**WHAT IS EXPECTED:**
Could you copy out every line of the data where the word "describing" occurs?
__________
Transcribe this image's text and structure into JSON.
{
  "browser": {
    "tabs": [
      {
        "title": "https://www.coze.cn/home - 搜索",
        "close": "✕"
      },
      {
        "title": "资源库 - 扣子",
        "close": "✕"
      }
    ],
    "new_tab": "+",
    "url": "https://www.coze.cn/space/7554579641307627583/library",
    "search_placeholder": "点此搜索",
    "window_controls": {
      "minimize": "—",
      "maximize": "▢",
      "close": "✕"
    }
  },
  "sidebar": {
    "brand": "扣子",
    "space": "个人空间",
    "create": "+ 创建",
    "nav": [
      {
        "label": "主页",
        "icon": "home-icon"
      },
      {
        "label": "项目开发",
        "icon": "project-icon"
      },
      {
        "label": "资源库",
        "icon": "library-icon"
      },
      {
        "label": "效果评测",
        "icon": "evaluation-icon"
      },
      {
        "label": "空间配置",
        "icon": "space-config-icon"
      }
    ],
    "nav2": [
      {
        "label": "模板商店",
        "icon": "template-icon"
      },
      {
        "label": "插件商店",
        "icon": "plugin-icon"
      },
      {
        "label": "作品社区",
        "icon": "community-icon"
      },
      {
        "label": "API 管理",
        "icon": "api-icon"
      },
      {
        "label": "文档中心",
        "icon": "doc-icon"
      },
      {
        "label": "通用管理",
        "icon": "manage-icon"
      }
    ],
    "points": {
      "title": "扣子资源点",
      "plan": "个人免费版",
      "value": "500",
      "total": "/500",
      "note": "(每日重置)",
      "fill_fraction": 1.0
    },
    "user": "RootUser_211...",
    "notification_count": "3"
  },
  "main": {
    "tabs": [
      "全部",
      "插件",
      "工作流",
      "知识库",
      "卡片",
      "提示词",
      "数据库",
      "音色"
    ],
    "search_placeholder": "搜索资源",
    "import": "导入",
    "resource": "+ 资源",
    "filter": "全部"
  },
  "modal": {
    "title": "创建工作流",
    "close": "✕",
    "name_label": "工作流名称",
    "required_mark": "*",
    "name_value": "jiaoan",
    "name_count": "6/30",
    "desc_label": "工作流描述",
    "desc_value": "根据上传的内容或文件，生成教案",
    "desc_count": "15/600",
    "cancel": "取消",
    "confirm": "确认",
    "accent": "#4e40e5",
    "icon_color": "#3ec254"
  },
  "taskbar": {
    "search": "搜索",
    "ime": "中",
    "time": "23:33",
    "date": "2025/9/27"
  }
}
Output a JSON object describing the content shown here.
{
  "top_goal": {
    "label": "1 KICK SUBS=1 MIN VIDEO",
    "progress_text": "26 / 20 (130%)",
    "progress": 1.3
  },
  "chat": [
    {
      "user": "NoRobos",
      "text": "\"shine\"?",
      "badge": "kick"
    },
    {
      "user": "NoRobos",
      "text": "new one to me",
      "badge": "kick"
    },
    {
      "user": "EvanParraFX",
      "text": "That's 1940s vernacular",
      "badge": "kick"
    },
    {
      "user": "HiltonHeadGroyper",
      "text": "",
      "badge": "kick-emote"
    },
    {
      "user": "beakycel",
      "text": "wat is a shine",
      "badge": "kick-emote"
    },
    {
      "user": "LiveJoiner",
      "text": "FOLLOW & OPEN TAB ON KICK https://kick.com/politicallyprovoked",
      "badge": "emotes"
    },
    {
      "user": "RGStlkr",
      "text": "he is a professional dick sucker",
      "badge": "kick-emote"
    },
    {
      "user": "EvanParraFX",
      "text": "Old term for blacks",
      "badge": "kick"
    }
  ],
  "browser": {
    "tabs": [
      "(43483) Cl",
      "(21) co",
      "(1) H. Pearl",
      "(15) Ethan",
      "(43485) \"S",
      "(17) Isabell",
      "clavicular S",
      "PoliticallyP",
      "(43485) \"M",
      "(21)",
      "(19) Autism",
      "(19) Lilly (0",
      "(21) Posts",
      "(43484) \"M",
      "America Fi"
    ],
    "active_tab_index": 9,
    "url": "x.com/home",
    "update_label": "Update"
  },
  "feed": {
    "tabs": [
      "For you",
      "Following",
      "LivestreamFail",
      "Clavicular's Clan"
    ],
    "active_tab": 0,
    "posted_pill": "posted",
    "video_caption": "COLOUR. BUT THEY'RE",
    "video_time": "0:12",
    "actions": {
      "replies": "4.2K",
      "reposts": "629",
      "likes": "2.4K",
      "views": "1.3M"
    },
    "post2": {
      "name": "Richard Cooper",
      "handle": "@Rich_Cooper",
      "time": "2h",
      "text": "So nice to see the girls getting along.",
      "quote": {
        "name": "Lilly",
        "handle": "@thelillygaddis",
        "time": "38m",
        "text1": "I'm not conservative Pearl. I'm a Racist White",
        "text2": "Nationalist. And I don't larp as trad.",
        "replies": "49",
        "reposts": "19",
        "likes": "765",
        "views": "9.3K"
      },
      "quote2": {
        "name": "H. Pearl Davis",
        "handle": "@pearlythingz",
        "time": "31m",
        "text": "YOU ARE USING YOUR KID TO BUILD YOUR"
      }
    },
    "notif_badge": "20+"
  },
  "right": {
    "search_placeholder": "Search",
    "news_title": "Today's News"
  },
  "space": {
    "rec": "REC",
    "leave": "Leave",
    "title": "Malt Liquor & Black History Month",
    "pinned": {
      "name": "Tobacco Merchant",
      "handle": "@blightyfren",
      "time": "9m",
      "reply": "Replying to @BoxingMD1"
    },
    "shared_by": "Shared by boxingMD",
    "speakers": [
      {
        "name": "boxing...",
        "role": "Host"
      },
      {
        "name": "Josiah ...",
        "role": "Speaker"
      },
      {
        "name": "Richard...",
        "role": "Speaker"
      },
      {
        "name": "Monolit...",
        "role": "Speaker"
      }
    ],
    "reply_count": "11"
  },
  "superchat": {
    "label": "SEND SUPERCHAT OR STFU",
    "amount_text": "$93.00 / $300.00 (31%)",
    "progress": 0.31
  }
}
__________
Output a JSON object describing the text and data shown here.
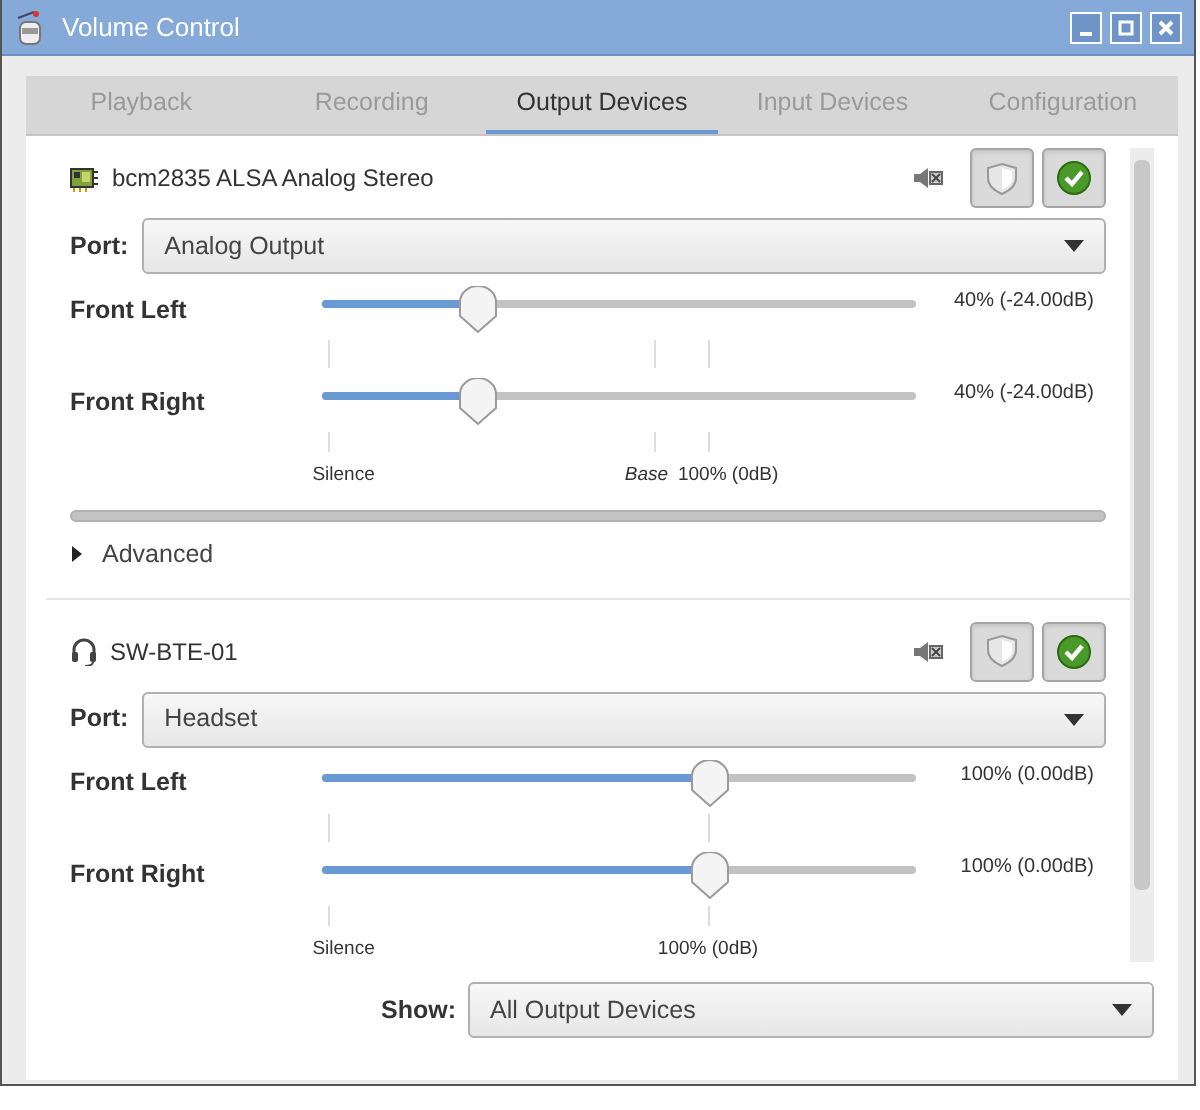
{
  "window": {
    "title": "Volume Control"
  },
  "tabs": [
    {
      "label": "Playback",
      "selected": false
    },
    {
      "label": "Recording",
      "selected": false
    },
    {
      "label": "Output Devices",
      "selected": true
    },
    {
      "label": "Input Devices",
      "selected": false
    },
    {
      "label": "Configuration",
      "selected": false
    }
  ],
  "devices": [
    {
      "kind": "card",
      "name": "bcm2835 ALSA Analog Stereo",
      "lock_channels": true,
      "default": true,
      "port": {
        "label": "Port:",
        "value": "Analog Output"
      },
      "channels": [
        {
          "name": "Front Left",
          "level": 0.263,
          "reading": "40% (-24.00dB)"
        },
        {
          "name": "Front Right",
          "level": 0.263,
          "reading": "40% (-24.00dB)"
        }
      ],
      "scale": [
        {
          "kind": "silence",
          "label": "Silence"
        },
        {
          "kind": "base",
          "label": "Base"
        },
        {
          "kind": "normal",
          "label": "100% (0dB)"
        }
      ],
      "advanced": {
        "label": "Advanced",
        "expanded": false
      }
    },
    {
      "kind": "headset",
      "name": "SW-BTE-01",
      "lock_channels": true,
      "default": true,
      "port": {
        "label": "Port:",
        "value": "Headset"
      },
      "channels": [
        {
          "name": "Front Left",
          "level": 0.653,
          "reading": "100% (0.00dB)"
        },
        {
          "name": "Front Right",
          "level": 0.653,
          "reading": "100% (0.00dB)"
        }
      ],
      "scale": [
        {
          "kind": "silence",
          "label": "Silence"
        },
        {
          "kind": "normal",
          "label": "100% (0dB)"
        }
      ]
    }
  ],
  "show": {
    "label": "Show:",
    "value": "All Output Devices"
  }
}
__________
**ANSWER AREA:**
Output a JSON object describing the content shown here.
Output a JSON object describing the text and data shown here.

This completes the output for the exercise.